### Source records
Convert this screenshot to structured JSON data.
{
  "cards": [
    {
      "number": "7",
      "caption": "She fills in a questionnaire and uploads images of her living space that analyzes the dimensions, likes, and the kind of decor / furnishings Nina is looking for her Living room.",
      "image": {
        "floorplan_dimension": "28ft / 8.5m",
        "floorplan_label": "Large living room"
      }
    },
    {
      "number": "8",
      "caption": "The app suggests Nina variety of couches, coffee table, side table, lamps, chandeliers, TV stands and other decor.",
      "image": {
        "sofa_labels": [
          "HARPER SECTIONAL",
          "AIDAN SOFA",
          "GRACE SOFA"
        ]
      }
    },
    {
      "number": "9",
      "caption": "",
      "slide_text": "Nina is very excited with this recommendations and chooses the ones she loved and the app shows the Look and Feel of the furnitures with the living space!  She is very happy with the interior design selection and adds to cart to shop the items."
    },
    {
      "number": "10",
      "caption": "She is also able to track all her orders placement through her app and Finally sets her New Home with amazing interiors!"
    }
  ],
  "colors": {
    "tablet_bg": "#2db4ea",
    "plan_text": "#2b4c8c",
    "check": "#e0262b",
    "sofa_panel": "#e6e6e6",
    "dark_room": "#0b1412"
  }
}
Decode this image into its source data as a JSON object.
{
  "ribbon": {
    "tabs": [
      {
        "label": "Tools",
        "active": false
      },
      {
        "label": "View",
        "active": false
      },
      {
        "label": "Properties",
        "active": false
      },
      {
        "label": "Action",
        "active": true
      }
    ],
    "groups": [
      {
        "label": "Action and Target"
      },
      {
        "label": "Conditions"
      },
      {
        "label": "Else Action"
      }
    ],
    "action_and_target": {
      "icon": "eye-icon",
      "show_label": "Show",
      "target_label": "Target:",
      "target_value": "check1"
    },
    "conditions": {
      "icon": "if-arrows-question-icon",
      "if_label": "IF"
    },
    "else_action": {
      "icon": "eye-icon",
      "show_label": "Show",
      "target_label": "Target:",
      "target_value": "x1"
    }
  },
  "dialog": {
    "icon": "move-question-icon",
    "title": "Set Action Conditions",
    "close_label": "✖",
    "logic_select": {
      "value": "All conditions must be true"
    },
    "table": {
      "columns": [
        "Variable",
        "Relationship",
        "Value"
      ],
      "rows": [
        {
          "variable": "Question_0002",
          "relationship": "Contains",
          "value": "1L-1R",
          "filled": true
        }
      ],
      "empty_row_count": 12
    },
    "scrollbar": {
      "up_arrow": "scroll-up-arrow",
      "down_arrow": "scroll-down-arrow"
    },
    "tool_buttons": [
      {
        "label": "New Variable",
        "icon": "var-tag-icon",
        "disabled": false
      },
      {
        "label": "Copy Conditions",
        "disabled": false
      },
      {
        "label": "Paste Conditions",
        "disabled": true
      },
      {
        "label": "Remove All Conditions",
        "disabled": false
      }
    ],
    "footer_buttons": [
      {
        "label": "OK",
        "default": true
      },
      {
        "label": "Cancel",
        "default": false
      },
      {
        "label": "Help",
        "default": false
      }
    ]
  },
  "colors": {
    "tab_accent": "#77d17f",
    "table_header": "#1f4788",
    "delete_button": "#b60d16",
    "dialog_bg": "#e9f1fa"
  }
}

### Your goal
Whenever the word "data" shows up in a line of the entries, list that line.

### Exercise solution
Convert this screenshot to structured JSON data.
Decode this image into its source data as a JSON object.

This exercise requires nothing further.